When the morality police belonging to the extremist group known as the Islamic State arrested him in Mosul, Sadoun didn't know what to expect. He thought he might be flogged for his crime of selling cigarettes, fined, imprisoned or, worst of all, put to death. But none of this happened. Instead after spending three weeks of November in a prison in the northern city controlled by the Islamic State, or IS, group, Sadoun was told to prepare to go to a graveyard.
But this was not because his own demise was being planned. “The next day they blindfolded us and put us in a car which drove for a short time,” Sadoun, who is in his 20s, tells NIQASH. “We found ourselves in a large graveyard and I heard from the other prisoners who thought they recognised it, that we were in a graveyard in the west of the city. There were 12 of us and one of the IS fighters gave me a shovel and told me: 'There are 50 graves here. You should go in and destroy them. We don't want to see any trace of these graves'.”
Apparently this attempt to rid the cemeteries in Mosul of their graves was part of a new campaign instituted by the IS group to “remove all traces of polytheism” in the city. “The militants want to ban the gravestones and the tombs because they are a way of venerating the dead,” explains Mohammed Abdul-Wahab al-Shama, a religious scholar and cleric who was also the spokesperson for Mosul's Nabi Younis mosque, which the extremist group destroyed last year. “They want to level all the graves so that the people are not distracted in any way from worshipping God. These people are sick,” says al-Shama, who fled Mosul and now lives in nearby Dohuk. “They are distorting Islam in a terrible way.”
Another Mosul local says he regularly passes the Al-Islah Al-Zirai cemetery in the west of the city. “There is a full scale war against the graveyards in Mosul. I have seen many men in here at all hours of the day and night. And in the areas where I saw them, the land was levelled. Men were demolishing graves and headstones.”
Cemeteries in Wadi Ukab, also in the west, and al-Karamah, in the east of the city, have also been vandalised, says Amer al-Jumaili, a journalist from Mosul who is now living in Baghdad. He knows this because he has heard that the IS group forced a group of prisoners to level gravestones as a punishment. The IS group's prisoners include locals who had been caught smoking or selling cigarettes, those who had not grown their beards properly and who had not observed prayers according to the extremists' rules.

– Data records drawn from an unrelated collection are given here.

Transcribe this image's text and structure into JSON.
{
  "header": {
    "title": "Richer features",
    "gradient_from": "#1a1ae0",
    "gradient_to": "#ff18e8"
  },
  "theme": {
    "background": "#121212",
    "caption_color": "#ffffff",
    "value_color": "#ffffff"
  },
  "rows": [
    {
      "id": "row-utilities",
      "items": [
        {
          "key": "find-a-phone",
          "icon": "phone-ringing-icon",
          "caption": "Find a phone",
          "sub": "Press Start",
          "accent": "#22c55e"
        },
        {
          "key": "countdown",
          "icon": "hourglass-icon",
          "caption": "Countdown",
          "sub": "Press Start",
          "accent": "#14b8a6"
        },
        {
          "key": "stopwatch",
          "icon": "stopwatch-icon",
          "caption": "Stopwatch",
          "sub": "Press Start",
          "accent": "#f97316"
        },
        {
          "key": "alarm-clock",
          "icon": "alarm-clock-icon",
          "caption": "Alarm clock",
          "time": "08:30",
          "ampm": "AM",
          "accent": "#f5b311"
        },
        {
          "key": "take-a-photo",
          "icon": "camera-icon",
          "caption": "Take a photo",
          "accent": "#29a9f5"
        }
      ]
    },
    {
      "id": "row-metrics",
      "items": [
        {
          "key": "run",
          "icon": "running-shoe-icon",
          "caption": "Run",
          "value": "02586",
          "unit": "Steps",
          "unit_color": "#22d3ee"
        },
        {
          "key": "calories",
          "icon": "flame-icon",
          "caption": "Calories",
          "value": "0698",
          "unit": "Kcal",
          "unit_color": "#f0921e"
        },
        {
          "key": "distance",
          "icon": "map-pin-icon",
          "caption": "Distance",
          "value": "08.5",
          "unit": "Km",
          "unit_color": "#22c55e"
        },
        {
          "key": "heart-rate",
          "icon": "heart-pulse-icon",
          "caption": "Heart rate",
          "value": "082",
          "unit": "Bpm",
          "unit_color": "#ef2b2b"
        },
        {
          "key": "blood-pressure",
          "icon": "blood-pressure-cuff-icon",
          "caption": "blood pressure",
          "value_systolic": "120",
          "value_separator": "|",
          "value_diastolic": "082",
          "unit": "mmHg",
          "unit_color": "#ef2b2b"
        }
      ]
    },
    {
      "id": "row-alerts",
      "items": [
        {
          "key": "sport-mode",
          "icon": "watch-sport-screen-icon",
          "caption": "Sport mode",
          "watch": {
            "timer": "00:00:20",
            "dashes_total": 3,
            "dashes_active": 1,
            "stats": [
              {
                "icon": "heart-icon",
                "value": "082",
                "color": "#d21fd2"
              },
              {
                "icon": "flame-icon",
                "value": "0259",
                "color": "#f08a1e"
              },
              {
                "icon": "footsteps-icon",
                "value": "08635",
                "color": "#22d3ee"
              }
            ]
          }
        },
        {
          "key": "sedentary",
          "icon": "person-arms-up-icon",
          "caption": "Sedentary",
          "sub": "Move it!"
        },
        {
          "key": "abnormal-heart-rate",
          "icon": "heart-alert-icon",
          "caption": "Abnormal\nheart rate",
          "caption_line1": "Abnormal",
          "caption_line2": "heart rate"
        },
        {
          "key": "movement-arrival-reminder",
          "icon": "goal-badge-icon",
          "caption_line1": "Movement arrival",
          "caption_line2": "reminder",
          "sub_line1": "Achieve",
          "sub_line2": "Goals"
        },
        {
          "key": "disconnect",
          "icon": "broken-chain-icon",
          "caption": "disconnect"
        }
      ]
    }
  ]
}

“But one of the strangest penalties from IS yet,” al-Jumaili wrote on his Facebook page, “is being asked to level 40 graves each.”
Another local man, Abu Ahmad al-Badrani, reports that prisoners were brought all the way to a village called Jurun, south of the city. The IS fighters told the prisoners to level graves on a small hill and told the people in the town that if they wanted to bury someone, they shouldn't put a headstone on the graves and that the earth on the grave should be kept level. Al-Badrani told NIQASH that he'd heard that the IS fighters and their detainees were now heading to other nearby villages to do the same thing there.
And Khaer al-Akidi says he went to visit one of the central Mosul graveyards where his grandfathers and uncles were buried. Two weeks after this particular exercise began he says he had no idea where his relatives had been buried. “I used to know all of the graves because of the headstones,” al-Akidi told NIQASH. “Now I can't find any of them. I only thank God that they kept the cemetery’s external fence standing because at least this way I know where the cemetery was.”
In fact this campaign by the IS group to get rid of any other symbols of any other way of worshipping is nothing new. It began over a year ago when the extremists took control of the city and almost immediately demolished an important antique site known as the Qabr al-Bint tomb. This has only continued and the campaign seems to be becoming more and more detailed as the extremists continue to seek targets for their ire.
Sadoun, who was arrested by the IS group for smoking, says he was forced to demolish 100 graves as his punishment. He explains that somebody caught selling cigarettes is supposed to level more graves than somebody who was just caught smoking. As for what he has had to do, Sadoun says he has no real regrets. Like everyone else in Mosul, his only concern these days is to survive. The issue of the dead and buried and their unmarked graves is of no great consequence to him or anyone else in Mosul at the moment.